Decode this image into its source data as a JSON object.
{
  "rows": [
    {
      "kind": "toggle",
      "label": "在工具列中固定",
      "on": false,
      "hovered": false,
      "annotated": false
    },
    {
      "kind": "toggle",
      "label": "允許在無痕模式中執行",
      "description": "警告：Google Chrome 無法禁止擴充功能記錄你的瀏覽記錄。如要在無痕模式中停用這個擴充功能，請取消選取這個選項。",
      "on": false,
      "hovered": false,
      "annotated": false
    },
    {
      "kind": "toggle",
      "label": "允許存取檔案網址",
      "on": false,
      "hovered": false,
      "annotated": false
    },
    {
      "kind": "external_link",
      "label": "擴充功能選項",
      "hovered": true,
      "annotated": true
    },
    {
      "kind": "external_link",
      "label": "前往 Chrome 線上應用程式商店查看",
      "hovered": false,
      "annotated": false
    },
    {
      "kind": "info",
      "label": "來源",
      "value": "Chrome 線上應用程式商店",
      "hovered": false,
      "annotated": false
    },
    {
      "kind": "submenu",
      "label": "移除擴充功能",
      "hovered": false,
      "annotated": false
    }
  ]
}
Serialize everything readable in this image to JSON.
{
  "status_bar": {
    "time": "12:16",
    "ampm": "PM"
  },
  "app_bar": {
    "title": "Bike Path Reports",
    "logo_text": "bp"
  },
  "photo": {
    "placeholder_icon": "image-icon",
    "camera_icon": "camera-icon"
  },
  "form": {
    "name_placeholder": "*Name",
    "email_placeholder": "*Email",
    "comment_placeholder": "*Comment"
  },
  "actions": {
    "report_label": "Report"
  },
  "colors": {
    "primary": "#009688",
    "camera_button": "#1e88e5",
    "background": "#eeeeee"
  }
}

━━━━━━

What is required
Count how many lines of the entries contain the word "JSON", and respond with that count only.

Solution below
2